*Provided material*:
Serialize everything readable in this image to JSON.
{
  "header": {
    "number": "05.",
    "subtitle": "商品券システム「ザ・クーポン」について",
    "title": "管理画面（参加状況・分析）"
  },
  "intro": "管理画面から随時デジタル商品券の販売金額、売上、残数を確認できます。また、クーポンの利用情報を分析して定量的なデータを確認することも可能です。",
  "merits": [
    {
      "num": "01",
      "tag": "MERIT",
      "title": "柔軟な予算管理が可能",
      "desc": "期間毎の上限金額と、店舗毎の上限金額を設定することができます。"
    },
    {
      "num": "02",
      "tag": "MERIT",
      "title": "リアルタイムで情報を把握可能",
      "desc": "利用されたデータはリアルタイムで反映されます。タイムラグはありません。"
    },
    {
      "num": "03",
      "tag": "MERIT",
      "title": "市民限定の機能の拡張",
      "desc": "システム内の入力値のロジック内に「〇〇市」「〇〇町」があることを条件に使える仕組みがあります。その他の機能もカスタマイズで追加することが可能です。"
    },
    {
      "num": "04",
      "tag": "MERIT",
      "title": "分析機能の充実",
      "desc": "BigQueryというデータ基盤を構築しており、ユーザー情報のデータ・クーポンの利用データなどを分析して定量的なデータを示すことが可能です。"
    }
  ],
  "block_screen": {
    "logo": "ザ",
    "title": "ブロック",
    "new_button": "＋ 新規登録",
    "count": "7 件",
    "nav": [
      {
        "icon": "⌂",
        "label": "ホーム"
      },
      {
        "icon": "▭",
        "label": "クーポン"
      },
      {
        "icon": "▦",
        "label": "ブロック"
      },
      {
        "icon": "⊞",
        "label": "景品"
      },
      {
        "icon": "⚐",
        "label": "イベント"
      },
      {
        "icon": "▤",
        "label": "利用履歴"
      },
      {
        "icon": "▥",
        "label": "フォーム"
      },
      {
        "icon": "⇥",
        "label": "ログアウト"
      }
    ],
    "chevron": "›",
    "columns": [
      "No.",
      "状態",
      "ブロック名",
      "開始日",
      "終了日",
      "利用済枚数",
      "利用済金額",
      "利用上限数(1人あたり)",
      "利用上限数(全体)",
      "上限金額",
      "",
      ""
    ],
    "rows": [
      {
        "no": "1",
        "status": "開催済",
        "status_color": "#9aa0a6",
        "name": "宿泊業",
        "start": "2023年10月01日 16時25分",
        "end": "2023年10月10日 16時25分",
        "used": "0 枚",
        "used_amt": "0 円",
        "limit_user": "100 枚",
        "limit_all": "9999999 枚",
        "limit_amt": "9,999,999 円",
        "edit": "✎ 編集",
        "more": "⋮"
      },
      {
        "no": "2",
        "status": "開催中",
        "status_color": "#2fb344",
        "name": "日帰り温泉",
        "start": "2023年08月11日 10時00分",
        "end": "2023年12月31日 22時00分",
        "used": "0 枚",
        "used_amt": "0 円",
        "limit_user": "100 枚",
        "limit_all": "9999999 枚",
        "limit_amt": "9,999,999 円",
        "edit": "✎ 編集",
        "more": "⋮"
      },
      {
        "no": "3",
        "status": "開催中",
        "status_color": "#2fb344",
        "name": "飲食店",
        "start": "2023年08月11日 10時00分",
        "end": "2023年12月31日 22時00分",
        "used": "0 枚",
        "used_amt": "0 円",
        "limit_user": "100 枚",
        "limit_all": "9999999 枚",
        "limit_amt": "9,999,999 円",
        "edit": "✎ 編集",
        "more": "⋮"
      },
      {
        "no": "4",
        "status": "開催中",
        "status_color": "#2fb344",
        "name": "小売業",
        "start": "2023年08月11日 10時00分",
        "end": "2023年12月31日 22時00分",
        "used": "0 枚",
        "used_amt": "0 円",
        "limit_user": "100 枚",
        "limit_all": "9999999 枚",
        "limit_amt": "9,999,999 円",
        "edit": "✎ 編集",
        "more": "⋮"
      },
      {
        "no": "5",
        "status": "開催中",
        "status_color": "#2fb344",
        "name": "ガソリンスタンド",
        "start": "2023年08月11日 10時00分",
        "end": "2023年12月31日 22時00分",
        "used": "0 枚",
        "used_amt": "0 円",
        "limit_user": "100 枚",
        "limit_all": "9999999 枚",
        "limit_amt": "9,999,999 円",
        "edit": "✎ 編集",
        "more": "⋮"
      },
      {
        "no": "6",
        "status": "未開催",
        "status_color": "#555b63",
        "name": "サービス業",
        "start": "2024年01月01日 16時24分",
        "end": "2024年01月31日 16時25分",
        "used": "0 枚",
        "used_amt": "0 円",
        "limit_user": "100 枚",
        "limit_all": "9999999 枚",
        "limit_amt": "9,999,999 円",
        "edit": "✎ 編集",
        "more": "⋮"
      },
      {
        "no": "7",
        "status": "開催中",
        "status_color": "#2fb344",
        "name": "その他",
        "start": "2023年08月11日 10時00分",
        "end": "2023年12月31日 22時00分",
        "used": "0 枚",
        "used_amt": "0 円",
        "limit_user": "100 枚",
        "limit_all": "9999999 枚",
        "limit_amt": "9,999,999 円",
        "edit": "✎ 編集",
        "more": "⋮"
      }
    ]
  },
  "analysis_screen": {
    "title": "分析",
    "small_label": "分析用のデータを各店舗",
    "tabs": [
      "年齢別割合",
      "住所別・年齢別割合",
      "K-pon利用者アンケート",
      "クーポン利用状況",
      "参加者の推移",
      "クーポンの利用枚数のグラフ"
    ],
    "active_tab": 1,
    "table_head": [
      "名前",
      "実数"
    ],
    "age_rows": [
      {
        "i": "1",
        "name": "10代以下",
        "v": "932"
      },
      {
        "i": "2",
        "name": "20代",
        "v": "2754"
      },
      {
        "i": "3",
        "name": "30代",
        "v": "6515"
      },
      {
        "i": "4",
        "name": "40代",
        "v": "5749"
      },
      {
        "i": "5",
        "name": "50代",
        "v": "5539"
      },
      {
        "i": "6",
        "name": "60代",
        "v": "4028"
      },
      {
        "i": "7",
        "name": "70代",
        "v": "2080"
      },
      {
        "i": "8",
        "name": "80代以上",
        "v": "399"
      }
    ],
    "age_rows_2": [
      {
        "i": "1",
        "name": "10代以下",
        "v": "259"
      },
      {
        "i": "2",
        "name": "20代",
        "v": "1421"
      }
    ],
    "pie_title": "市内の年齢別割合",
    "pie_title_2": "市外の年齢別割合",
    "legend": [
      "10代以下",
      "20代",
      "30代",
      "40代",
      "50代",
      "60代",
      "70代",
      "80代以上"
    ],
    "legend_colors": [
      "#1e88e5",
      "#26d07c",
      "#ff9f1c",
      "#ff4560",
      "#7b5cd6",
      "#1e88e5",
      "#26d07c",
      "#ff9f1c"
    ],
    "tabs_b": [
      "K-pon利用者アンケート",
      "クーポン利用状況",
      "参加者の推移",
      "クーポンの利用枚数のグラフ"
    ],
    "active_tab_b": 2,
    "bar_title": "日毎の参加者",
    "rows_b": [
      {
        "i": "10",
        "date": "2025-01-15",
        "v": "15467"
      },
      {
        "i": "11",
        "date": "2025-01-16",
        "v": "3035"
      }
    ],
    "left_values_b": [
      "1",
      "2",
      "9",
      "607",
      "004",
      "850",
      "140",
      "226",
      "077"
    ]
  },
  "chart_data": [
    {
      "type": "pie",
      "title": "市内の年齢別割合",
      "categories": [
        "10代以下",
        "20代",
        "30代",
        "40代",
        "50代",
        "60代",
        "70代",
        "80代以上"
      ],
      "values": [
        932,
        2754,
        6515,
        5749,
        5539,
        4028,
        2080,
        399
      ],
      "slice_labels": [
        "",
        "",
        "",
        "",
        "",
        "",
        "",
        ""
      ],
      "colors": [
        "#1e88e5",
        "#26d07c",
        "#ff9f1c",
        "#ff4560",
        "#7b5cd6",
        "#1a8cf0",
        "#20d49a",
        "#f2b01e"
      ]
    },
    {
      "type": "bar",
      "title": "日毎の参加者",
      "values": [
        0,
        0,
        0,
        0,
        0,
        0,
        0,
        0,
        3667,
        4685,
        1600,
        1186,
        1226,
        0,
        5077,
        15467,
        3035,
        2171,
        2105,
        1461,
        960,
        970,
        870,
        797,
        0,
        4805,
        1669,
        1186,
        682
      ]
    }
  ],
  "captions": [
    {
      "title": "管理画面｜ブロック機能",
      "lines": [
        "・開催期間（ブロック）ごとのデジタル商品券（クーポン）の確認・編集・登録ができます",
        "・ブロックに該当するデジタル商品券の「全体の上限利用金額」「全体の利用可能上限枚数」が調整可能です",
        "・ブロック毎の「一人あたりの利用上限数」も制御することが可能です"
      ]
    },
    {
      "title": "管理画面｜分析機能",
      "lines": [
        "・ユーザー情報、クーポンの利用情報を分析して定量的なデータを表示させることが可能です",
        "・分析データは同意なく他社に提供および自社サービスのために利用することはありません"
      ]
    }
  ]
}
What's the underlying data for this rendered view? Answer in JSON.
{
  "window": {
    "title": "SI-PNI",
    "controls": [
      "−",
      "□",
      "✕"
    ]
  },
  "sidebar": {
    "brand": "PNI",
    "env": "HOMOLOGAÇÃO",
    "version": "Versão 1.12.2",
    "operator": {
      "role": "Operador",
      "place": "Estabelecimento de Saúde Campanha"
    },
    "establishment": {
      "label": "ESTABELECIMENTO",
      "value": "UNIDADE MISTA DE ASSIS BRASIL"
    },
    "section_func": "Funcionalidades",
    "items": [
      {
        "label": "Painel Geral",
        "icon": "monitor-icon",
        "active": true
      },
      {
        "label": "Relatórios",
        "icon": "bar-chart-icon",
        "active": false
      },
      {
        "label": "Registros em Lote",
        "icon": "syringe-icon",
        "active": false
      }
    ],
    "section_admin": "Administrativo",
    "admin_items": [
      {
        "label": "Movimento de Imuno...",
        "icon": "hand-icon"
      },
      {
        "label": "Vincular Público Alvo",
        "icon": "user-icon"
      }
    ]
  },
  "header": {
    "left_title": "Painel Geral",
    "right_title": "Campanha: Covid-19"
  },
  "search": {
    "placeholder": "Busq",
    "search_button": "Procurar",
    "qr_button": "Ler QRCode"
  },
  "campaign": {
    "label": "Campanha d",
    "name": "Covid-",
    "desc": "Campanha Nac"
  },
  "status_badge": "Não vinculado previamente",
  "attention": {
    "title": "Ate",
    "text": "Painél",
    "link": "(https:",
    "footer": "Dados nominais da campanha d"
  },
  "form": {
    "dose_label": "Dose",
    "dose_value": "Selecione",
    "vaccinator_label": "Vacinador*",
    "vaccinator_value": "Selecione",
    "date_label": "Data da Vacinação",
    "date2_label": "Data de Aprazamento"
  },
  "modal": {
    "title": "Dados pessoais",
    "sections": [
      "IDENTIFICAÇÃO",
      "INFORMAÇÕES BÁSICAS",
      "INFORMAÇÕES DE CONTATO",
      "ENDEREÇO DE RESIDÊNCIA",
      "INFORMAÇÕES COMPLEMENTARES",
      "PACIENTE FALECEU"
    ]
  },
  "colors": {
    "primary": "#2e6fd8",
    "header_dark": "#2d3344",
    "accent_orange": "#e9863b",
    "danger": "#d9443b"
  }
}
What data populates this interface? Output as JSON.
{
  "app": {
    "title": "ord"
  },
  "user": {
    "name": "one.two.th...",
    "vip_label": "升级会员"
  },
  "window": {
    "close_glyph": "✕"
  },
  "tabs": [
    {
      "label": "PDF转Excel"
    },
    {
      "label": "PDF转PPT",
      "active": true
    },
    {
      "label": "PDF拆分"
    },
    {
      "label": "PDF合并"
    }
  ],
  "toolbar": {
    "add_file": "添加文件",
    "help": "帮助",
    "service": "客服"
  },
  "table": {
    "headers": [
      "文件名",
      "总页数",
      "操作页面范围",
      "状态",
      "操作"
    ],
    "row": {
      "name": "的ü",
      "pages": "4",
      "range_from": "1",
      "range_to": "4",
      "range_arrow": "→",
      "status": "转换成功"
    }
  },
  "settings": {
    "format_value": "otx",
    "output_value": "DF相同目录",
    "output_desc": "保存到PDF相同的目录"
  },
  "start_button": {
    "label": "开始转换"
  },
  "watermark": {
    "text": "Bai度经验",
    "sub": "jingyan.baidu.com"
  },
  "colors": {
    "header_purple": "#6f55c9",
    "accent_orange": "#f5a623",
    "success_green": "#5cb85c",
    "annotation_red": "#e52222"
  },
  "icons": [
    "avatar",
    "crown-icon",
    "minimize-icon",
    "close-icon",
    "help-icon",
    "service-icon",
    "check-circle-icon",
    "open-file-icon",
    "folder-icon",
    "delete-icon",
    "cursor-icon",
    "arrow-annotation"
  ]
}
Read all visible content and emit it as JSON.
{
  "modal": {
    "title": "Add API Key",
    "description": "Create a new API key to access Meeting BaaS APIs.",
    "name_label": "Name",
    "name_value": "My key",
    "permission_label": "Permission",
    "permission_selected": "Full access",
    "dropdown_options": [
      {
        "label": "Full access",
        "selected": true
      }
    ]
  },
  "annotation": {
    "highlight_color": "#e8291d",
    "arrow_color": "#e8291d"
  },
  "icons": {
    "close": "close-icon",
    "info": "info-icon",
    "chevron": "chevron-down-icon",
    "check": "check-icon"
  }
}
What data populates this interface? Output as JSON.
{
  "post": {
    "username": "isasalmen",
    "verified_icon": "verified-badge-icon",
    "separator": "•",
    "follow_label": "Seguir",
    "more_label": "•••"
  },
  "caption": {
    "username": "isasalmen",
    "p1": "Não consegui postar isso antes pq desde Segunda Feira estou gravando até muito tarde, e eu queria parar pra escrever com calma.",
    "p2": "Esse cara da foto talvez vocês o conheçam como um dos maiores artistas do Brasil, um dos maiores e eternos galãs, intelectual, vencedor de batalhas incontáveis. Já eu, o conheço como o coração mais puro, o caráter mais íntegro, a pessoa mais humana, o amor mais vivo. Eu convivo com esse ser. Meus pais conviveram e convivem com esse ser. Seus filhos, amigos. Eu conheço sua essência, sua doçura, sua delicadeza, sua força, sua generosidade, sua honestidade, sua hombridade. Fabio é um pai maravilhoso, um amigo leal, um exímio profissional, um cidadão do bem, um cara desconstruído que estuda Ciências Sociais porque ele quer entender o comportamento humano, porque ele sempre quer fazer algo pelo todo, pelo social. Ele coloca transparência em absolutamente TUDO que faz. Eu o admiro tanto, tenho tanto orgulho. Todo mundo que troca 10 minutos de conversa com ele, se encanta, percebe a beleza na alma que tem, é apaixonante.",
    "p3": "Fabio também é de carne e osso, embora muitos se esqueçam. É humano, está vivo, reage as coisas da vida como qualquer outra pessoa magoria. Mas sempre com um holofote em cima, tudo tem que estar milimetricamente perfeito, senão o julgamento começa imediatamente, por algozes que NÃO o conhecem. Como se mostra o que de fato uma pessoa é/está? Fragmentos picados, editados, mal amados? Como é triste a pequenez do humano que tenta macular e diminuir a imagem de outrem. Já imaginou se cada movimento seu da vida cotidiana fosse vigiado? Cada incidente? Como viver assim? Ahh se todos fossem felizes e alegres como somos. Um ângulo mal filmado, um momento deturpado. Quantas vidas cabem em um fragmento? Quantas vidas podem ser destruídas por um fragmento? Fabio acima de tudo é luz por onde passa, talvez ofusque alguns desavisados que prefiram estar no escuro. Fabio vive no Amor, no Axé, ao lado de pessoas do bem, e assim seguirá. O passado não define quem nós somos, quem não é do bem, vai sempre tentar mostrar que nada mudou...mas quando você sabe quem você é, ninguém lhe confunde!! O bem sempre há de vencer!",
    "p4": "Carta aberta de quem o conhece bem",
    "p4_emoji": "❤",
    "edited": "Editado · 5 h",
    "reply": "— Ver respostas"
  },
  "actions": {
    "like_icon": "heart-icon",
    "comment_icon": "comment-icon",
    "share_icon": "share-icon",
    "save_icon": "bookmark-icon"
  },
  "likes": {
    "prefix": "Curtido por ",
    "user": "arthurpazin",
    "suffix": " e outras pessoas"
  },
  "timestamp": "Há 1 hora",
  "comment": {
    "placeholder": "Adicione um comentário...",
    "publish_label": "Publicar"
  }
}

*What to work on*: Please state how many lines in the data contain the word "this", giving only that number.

*Written response*: 4